What lines in the records below hold the string "Missing"? Please show them.

== Excerpted records ==

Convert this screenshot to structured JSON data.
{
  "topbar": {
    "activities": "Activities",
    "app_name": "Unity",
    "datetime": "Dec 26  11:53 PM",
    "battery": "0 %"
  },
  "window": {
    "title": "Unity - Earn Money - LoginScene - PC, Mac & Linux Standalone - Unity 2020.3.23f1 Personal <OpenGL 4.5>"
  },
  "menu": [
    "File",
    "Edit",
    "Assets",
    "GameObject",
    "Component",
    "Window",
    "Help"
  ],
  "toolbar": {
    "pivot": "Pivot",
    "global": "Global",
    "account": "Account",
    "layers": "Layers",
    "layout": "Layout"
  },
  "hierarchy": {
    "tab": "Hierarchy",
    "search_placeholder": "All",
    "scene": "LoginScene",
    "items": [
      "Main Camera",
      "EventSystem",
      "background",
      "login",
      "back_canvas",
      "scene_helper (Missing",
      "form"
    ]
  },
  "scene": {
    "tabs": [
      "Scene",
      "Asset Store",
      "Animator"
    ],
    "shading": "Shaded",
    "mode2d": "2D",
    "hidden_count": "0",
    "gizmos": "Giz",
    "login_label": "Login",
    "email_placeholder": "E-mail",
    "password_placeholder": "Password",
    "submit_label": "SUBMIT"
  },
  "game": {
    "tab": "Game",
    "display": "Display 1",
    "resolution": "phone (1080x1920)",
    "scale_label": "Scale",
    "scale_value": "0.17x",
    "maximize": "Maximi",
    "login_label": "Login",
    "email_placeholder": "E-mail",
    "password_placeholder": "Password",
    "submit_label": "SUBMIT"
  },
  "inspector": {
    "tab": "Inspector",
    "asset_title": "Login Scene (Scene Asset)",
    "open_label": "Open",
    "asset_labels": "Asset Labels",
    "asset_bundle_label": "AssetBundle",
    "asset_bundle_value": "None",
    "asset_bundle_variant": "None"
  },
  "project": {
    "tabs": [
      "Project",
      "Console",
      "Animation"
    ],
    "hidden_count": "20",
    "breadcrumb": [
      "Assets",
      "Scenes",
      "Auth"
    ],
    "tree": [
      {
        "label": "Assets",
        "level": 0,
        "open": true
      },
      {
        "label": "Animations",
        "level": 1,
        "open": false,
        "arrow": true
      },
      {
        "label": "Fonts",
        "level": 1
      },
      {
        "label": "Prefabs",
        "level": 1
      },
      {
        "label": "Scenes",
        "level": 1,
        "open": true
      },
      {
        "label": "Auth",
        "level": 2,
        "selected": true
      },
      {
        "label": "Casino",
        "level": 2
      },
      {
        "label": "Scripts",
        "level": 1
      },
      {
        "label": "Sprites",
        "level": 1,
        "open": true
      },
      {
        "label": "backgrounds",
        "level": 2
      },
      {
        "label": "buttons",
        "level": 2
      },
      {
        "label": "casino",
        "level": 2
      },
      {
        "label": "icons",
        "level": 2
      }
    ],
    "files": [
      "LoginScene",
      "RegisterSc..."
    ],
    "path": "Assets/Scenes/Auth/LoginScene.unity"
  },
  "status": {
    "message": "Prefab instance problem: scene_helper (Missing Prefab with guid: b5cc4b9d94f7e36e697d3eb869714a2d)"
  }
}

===

* **Your response**:
      "scene_helper (Missing",
    "message": "Prefab instance problem: scene_helper (Missing Prefab with guid: b5cc4b9d94f7e36e697d3eb869714a2d)"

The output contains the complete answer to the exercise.